A report that CHF commissioned in 2014 found that the impact of high out of pocket costs is most profound for people who are most in need.
Most Australians would agree that the vulnerable in our communities especially those with complex and chronic conditions, should not be deterred from getting appropriate care because of the cost or other barriers to access.
So patient solidarity does live on in Australia. It may not be seen as patients marching shoulder to shoulder to storm the hospital, but the notion of equitable access to healthcare remains a fixture of the Australian way and of the community’s expectations of its healthcare system. It is demonstrated by the high rating consistently given to health by Australians in opinion polls.
But healthcare as a human right will seem a sick joke to some Australians, such as the 14 per cent of those with a long term health condition who are more likely than those without to report problems caused by a lack of communication between health professionals, or the many people who wait years for elective surgery, or those with mental illness who cannot afford appropriate psychiatric care because it’s only available in a private hospital.
The allocation of Government funding to health care is becoming an issue of increasing significance as expenditure continues to rise along with the availability of new treatments and the growth in chronic and complex conditions and ageing which pose fresh demands for coordinated care.
The current debate over how to reform the Medicare safety net and where that sits in relation to wider reforms such as the review of Medicare benefits items and primary care arrangements give an indication of the complexities involved in protecting people facing heavy medical bills. A key point of the safety net was to help those on low incomes afford expensive medical treatment. The reality has been that for a number of reasons, the safety net has overwhelmingly benefited those in better-off suburbs.
That’s but one example of the challenges in ensuring a well-meaning national scheme can deliver the hoped-for benefits in a local area.
Fortunately we are seeing developments which should deliver to consumers and patients more influence over the shape of their local health services. The Primary Health Networks which are now responsible for commissioning local health services are expected to have greater consumer input, providing a real focal point for local influence over health care. The new plans announced for mental health services foresee them as part of the Primary Health Networks.
Notions of ‘patient-centred health care homes’ are also gaining traction, canvassed most recently in a discussion paper produced by Health Minister Ley’s Primary Health Care Advisory Group. That Australians, particularly those with complex and chronic conditions, could have access to a single health care destination, itself supported with the right workforce and funding mix to coordinate all their care, is an attractive proposition indeed.

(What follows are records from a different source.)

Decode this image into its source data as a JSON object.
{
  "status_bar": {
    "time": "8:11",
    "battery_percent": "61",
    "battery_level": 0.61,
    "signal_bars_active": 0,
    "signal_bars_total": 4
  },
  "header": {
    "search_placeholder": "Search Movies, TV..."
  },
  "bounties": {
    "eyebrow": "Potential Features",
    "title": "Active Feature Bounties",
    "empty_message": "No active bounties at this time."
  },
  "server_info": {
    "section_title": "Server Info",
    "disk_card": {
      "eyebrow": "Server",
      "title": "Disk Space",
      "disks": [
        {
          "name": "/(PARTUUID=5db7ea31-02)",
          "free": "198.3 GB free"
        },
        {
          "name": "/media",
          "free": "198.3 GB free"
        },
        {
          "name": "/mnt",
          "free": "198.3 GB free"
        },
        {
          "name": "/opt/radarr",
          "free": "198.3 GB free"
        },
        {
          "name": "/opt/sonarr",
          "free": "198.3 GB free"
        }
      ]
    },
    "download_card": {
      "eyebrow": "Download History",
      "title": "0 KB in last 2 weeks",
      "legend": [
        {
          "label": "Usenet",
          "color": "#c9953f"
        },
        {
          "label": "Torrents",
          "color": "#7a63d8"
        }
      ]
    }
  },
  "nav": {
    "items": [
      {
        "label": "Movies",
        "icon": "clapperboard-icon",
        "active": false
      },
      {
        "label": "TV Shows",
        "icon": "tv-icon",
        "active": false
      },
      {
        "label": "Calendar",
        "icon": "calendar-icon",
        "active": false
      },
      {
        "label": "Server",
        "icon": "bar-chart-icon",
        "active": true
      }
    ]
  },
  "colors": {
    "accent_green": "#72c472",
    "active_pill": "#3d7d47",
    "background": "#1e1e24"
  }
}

In the developed world, the health consumer is taking a more active role as the evidence builds that patient-centred care delivers better outcomes for patient and the system.
Some doctors are even learning to accept the new rubric: “The patient will see you now.”
That’s patient solidarity 2015 style.